Kim directed Cecilia to hold up the detainee's hair while she positioned the collar around her neck. She locked the collar with a key, which she then put in her pocket. Finally she pulled out a small receiver and tested it against the collar's transmitter to make sure it worked. Maria Elena's collar not only marked her as a criminal, but also allowed the Ministry of Justice to know where she was at all times.
"Alright, Maria Elena, let's go back and talk to the Inspector, and then I can get you out of the airport. Remember, how quickly our conversation ends depends on how thoroughly you answer his questions. If you try to hide anything, he'll keep at you until you answer, and it will affect what happens at your trial."
"Doc-doc, Advodkátna Lee-Dolkivna."
Kim banged on the cell door to let the guard know she, her translator, and her client were ready to come out. The three women crossed the hallway and entered the interrogation room. Upon entering the Spokeswoman ordered Maria Elena to kneel and Cecilia to stand at attention. Then she crisply saluted the Inspector and the other cops in the room by touching her right fist to her left shoulder. The Inspector and the cops saluted back.

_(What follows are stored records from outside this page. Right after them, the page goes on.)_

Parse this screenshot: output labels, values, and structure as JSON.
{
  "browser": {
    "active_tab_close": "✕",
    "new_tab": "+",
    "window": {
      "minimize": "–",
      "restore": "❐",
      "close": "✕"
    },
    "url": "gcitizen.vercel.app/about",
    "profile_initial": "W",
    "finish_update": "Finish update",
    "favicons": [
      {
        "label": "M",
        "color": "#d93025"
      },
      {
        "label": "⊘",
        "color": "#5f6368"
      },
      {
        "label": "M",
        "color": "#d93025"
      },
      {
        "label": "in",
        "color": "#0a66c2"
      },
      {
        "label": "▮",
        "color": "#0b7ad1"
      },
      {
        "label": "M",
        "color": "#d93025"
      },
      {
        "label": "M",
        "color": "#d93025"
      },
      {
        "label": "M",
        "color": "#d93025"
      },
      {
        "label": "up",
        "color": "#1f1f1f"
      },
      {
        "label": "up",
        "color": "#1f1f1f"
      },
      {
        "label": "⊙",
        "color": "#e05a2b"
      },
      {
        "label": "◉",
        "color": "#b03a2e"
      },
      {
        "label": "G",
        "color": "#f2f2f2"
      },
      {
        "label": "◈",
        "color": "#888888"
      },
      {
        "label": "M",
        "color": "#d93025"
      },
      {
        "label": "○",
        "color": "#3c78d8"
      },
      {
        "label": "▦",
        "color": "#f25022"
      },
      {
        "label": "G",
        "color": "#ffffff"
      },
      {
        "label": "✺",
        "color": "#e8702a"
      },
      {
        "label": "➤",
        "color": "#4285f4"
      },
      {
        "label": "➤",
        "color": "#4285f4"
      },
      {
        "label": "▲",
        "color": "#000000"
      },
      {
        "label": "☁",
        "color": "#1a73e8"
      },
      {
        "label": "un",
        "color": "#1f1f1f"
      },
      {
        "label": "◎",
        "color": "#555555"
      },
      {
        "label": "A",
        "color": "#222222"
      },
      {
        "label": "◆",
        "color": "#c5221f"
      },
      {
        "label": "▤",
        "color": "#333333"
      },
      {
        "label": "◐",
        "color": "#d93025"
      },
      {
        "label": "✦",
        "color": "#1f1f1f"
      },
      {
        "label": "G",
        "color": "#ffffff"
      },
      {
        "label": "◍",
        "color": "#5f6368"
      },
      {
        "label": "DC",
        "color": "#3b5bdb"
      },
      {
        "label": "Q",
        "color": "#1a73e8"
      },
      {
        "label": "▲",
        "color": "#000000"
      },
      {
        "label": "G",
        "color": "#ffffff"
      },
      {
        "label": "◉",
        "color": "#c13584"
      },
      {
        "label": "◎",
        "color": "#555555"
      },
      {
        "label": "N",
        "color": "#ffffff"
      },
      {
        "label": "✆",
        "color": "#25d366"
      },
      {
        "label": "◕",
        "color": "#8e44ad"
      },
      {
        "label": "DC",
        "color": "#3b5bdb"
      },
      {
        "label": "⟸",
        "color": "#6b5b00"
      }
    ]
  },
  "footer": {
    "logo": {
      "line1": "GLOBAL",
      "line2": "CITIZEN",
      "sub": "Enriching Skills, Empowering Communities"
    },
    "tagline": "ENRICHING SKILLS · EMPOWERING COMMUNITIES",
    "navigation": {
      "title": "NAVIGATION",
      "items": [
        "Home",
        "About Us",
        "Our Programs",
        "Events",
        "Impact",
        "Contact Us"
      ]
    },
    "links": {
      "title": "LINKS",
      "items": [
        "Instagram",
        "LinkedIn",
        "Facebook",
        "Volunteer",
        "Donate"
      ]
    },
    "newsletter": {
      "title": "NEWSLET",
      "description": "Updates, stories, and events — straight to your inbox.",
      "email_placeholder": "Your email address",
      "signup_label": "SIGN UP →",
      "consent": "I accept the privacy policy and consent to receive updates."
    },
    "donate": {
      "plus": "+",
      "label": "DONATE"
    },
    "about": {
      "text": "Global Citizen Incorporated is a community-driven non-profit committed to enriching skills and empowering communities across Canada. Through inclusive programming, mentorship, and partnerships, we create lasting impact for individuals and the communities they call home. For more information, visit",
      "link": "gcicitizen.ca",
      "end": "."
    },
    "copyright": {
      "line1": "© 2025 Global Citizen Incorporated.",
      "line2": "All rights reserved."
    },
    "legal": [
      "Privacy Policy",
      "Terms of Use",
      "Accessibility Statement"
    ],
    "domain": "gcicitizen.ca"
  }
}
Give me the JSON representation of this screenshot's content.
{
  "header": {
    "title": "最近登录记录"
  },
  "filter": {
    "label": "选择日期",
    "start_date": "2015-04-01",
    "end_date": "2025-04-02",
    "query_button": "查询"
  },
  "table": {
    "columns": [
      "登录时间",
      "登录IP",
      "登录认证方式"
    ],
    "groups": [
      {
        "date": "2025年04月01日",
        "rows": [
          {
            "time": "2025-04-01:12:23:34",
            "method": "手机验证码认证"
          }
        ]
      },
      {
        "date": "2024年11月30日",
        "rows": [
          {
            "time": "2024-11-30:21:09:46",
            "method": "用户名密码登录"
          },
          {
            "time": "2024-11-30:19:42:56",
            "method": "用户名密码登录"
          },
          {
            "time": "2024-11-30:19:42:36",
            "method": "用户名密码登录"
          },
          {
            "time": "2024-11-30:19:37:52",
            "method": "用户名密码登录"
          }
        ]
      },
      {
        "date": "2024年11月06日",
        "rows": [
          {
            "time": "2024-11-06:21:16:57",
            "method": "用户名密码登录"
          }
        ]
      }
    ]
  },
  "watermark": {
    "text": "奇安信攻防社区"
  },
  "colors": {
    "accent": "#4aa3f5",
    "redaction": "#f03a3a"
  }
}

In spite of the strict protocol and professional courtesies, Kim and the Inspector intensely disliked each other. Kim felt that the Inspector was a sadist and sexual pervert, while he resented the fact she was foreign-born but still held a position in the Danubian government. However, their mutual dislike did not prevent the two officials from cooperating and working together. Their understanding was that, in exchange for convincing her clients that they needed to share whatever information they had, Kim could expect him to ask for lenient sentence terms during trial. The Inspector was always true to his word in court. As long as Kim's client cooperated with providing information, he tried to convince the trial judge to impose the minimum number of judicial switchings during sentencing.
Maria Elena trembled as she knelt upright. She was terrified of the Inspector and very worried about displeasing her Spokeswoman. Her nakedness left her feeling very vulnerable, while the pain in her bottom, her burning intestines, and her sore stomach reminded her of the consequences of lying.
However, more than anything else, it was the sinister feeling of cold metal around Maria Elena's neck that convinced her that her old life was completely gone. She had lost her free will, and now was nothing more than property of a foreign government. The unforgiving feel of the hard object around her neck drove home that point more than anything else that had happened to her that morning. Over and over her Spokeswoman's words repeated themselves in her mind: "the Danubian government now owns you".
Maria Elena's new understanding of her path in life had an immediate effect on her behavior. As soon as she started talking, it was obvious that she would cooperate completely. She found it surprisingly easy to speak honestly about her life as a drug courier. Not that she had all that much useful to tell the interrogation team, but it was clear that she would tell them whatever she knew about her group.